Produce a faithful copy of every record below, without the pictures.

(Dataset records Opens)

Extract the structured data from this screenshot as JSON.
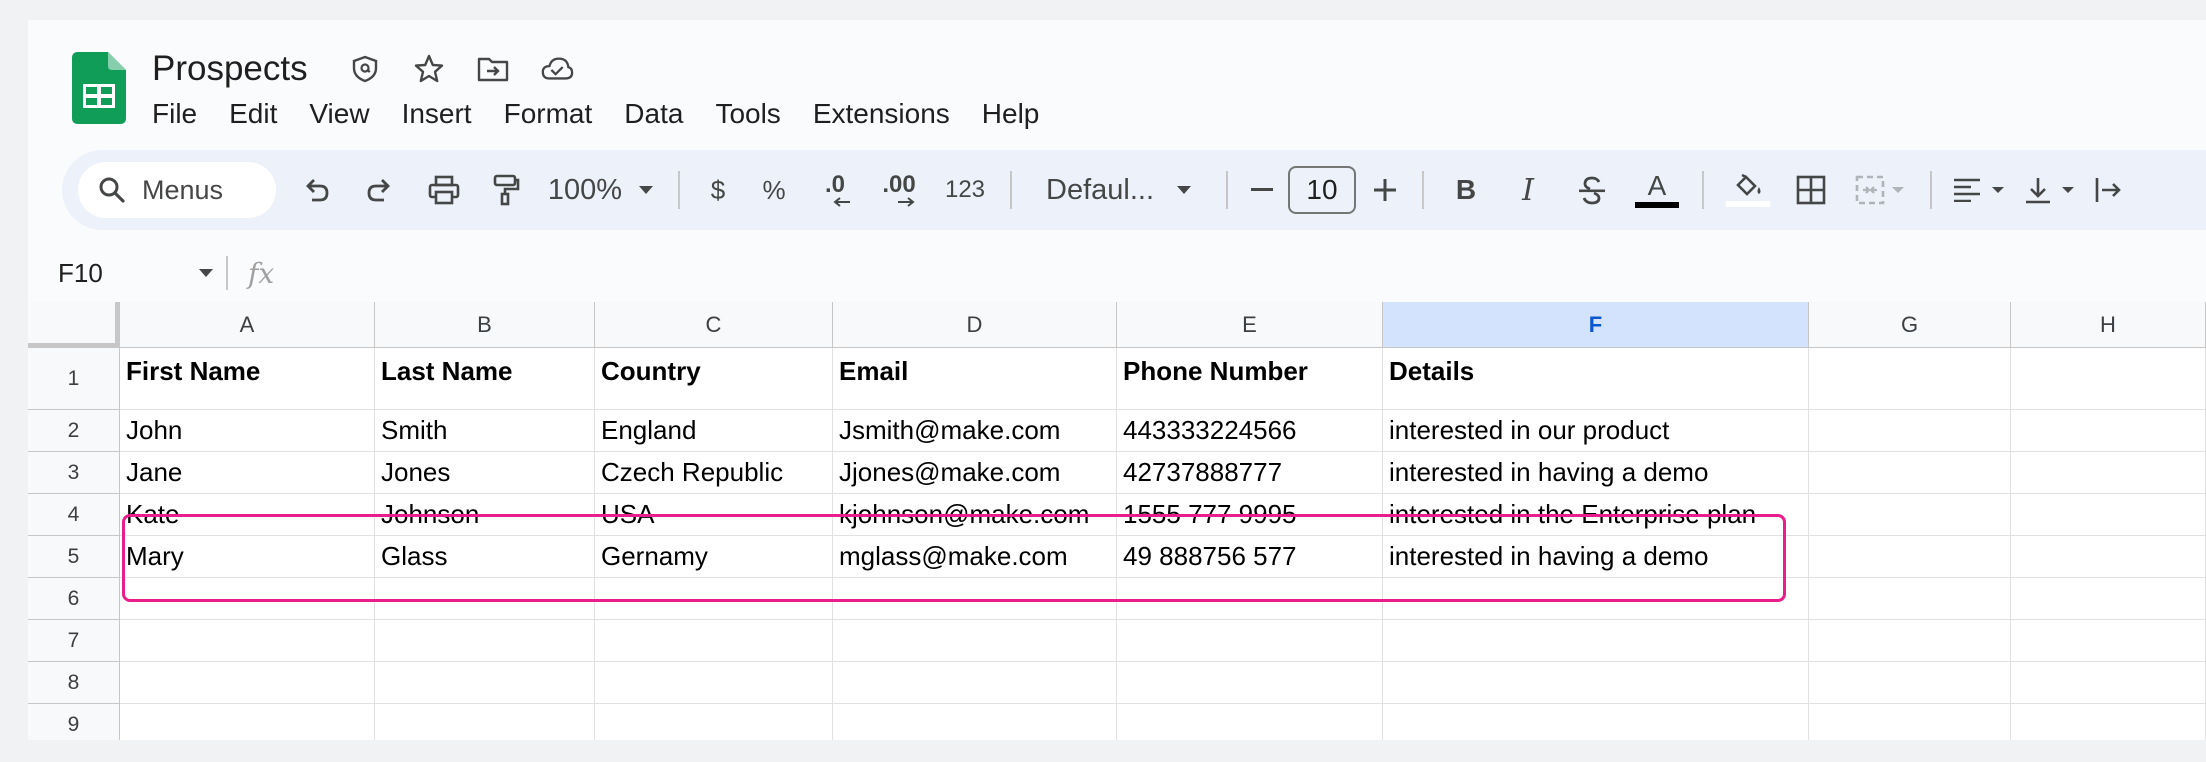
{
  "document": {
    "title": "Prospects"
  },
  "menu": [
    "File",
    "Edit",
    "View",
    "Insert",
    "Format",
    "Data",
    "Tools",
    "Extensions",
    "Help"
  ],
  "toolbar": {
    "search_label": "Menus",
    "zoom": "100%",
    "currency": "$",
    "percent": "%",
    "decrease_decimal": ".0",
    "increase_decimal": ".00",
    "number_format": "123",
    "font": "Defaul...",
    "font_size": "10",
    "bold": "B",
    "italic": "I",
    "text_color_glyph": "A"
  },
  "formula_bar": {
    "cell_ref": "F10",
    "fx": "fx"
  },
  "columns": [
    "A",
    "B",
    "C",
    "D",
    "E",
    "F",
    "G",
    "H"
  ],
  "selected_column": "F",
  "rows": [
    "1",
    "2",
    "3",
    "4",
    "5",
    "6",
    "7",
    "8",
    "9"
  ],
  "header_row": [
    "First Name",
    "Last Name",
    "Country",
    "Email",
    "Phone Number",
    "Details"
  ],
  "data_rows": [
    [
      "John",
      "Smith",
      "England",
      "Jsmith@make.com",
      "443333224566",
      "interested in our product"
    ],
    [
      "Jane",
      "Jones",
      "Czech Republic",
      "Jjones@make.com",
      "42737888777",
      "interested in having a demo"
    ],
    [
      "Kate",
      "Johnson",
      "USA",
      "kjohnson@make.com",
      "1555 777 9995",
      "interested in the Enterprise plan"
    ],
    [
      "Mary",
      "Glass",
      "Gernamy",
      "mglass@make.com",
      "49 888756 577",
      "interested in having a demo"
    ]
  ],
  "colors": {
    "selected_header": "#d3e3fd",
    "highlight": "#e91e8c",
    "sheets_green": "#0f9d58"
  }
}
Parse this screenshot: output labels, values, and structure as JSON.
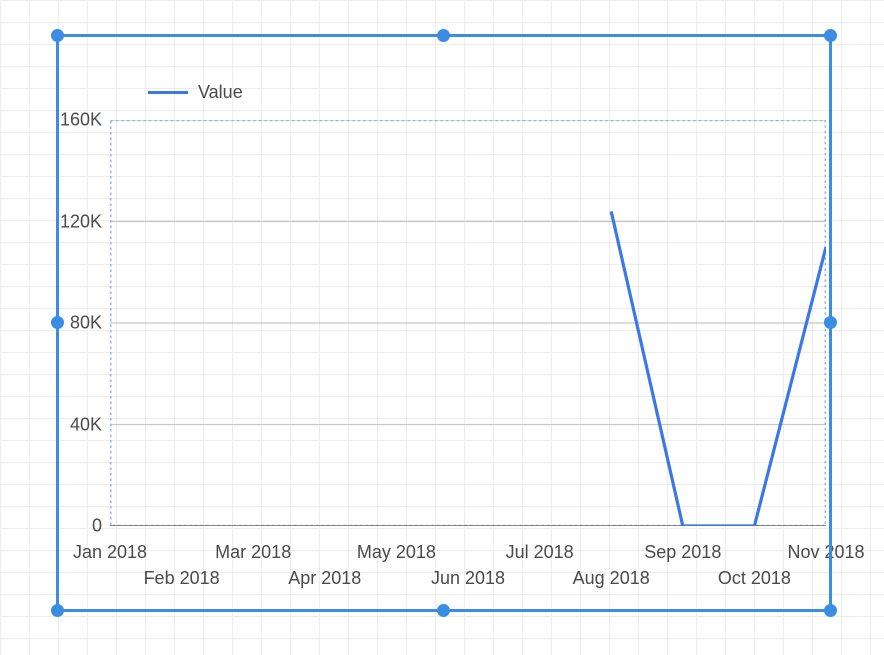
{
  "chart_data": {
    "type": "line",
    "x": [
      "Jan 2018",
      "Feb 2018",
      "Mar 2018",
      "Apr 2018",
      "May 2018",
      "Jun 2018",
      "Jul 2018",
      "Aug 2018",
      "Sep 2018",
      "Oct 2018",
      "Nov 2018"
    ],
    "series": [
      {
        "name": "Value",
        "color": "#3b78e7",
        "values": [
          null,
          null,
          null,
          null,
          null,
          null,
          null,
          124000,
          0,
          0,
          110000
        ]
      }
    ],
    "ylabel": "",
    "xlabel": "",
    "title": "",
    "ylim": [
      0,
      160000
    ],
    "y_ticks": [
      0,
      40000,
      80000,
      120000,
      160000
    ],
    "y_tick_labels": [
      "0",
      "40K",
      "80K",
      "120K",
      "160K"
    ],
    "selection_color": "#3b8de3",
    "inner_selection_color": "#8db6e8",
    "legend_position": "top-left"
  }
}
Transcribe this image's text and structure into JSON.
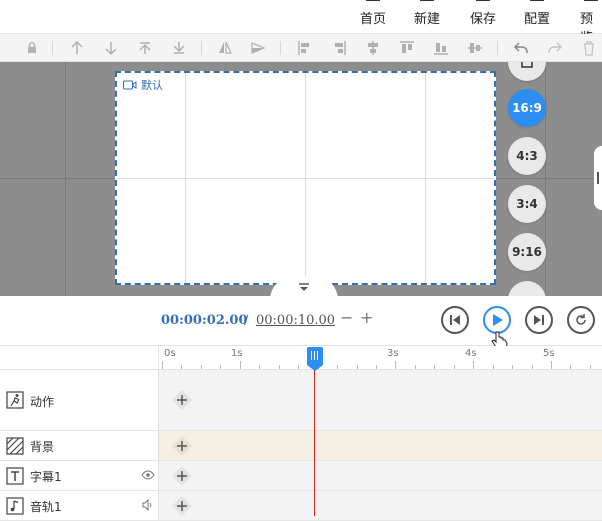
{
  "menu": {
    "home": "首页",
    "new": "新建",
    "save": "保存",
    "config": "配置",
    "preview": "预览"
  },
  "toolbar_icons": [
    "lock-icon",
    "move-up-icon",
    "move-down-icon",
    "move-top-icon",
    "move-bottom-icon",
    "flip-horizontal-icon",
    "flip-vertical-icon",
    "align-left-icon",
    "align-right-icon",
    "align-center-icon",
    "align-top-icon",
    "align-middle-icon",
    "align-bottom-icon",
    "undo-icon",
    "redo-icon",
    "delete-icon"
  ],
  "canvas": {
    "label": "默认"
  },
  "ratios": {
    "r169": "16:9",
    "r43": "4:3",
    "r34": "3:4",
    "r916": "9:16"
  },
  "playback": {
    "current_time": "00:00:02.00",
    "separator": "/",
    "total_time": "00:00:10.00",
    "minus": "−",
    "plus": "+"
  },
  "ruler": {
    "ticks": [
      "0s",
      "1s",
      "3s",
      "4s",
      "5s"
    ]
  },
  "tracks": {
    "action": "动作",
    "background": "背景",
    "subtitle": "字幕1",
    "audio": "音轨1"
  },
  "colors": {
    "accent": "#2b8ef0",
    "playhead": "#e02020",
    "time_blue": "#2f6fb8"
  }
}
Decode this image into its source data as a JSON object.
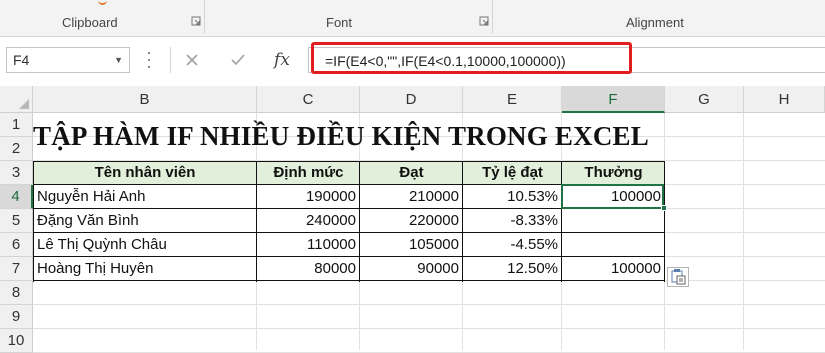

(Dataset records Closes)

### Written solution
Extract the structured data from this screenshot as JSON.
{
  "document": {
    "title": "Prospects"
  },
  "menu": [
    "File",
    "Edit",
    "View",
    "Insert",
    "Format",
    "Data",
    "Tools",
    "Extensions",
    "Help"
  ],
  "toolbar": {
    "search_label": "Menus",
    "zoom": "100%",
    "currency": "$",
    "percent": "%",
    "decrease_decimal": ".0",
    "increase_decimal": ".00",
    "number_format": "123",
    "font": "Defaul...",
    "font_size": "10",
    "bold": "B",
    "italic": "I",
    "text_color_glyph": "A"
  },
  "formula_bar": {
    "cell_ref": "F10",
    "fx": "fx"
  },
  "columns": [
    "A",
    "B",
    "C",
    "D",
    "E",
    "F",
    "G",
    "H"
  ],
  "selected_column": "F",
  "rows": [
    "1",
    "2",
    "3",
    "4",
    "5",
    "6",
    "7",
    "8",
    "9"
  ],
  "header_row": [
    "First Name",
    "Last Name",
    "Country",
    "Email",
    "Phone Number",
    "Details"
  ],
  "data_rows": [
    [
      "John",
      "Smith",
      "England",
      "Jsmith@make.com",
      "443333224566",
      "interested in our product"
    ],
    [
      "Jane",
      "Jones",
      "Czech Republic",
      "Jjones@make.com",
      "42737888777",
      "interested in having a demo"
    ],
    [
      "Kate",
      "Johnson",
      "USA",
      "kjohnson@make.com",
      "1555 777 9995",
      "interested in the Enterprise plan"
    ],
    [
      "Mary",
      "Glass",
      "Gernamy",
      "mglass@make.com",
      "49 888756 577",
      "interested in having a demo"
    ]
  ],
  "colors": {
    "selected_header": "#d3e3fd",
    "highlight": "#e91e8c",
    "sheets_green": "#0f9d58"
  }
}
Parse this screenshot: output labels, values, and structure as JSON.
{
  "chart_data": {
    "type": "line",
    "x": [
      "Jan 2018",
      "Feb 2018",
      "Mar 2018",
      "Apr 2018",
      "May 2018",
      "Jun 2018",
      "Jul 2018",
      "Aug 2018",
      "Sep 2018",
      "Oct 2018",
      "Nov 2018"
    ],
    "series": [
      {
        "name": "Value",
        "color": "#3b78e7",
        "values": [
          null,
          null,
          null,
          null,
          null,
          null,
          null,
          124000,
          0,
          0,
          110000
        ]
      }
    ],
    "ylabel": "",
    "xlabel": "",
    "title": "",
    "ylim": [
      0,
      160000
    ],
    "y_ticks": [
      0,
      40000,
      80000,
      120000,
      160000
    ],
    "y_tick_labels": [
      "0",
      "40K",
      "80K",
      "120K",
      "160K"
    ],
    "selection_color": "#3b8de3",
    "inner_selection_color": "#8db6e8",
    "legend_position": "top-left"
  }
}
Transcribe this image's text and structure into JSON.
{
  "menu": {
    "home": "首页",
    "new": "新建",
    "save": "保存",
    "config": "配置",
    "preview": "预览"
  },
  "toolbar_icons": [
    "lock-icon",
    "move-up-icon",
    "move-down-icon",
    "move-top-icon",
    "move-bottom-icon",
    "flip-horizontal-icon",
    "flip-vertical-icon",
    "align-left-icon",
    "align-right-icon",
    "align-center-icon",
    "align-top-icon",
    "align-middle-icon",
    "align-bottom-icon",
    "undo-icon",
    "redo-icon",
    "delete-icon"
  ],
  "canvas": {
    "label": "默认"
  },
  "ratios": {
    "r169": "16:9",
    "r43": "4:3",
    "r34": "3:4",
    "r916": "9:16"
  },
  "playback": {
    "current_time": "00:00:02.00",
    "separator": "/",
    "total_time": "00:00:10.00",
    "minus": "−",
    "plus": "+"
  },
  "ruler": {
    "ticks": [
      "0s",
      "1s",
      "3s",
      "4s",
      "5s"
    ]
  },
  "tracks": {
    "action": "动作",
    "background": "背景",
    "subtitle": "字幕1",
    "audio": "音轨1"
  },
  "colors": {
    "accent": "#2b8ef0",
    "playhead": "#e02020",
    "time_blue": "#2f6fb8"
  }
}
Decode this image into its source data as a JSON object.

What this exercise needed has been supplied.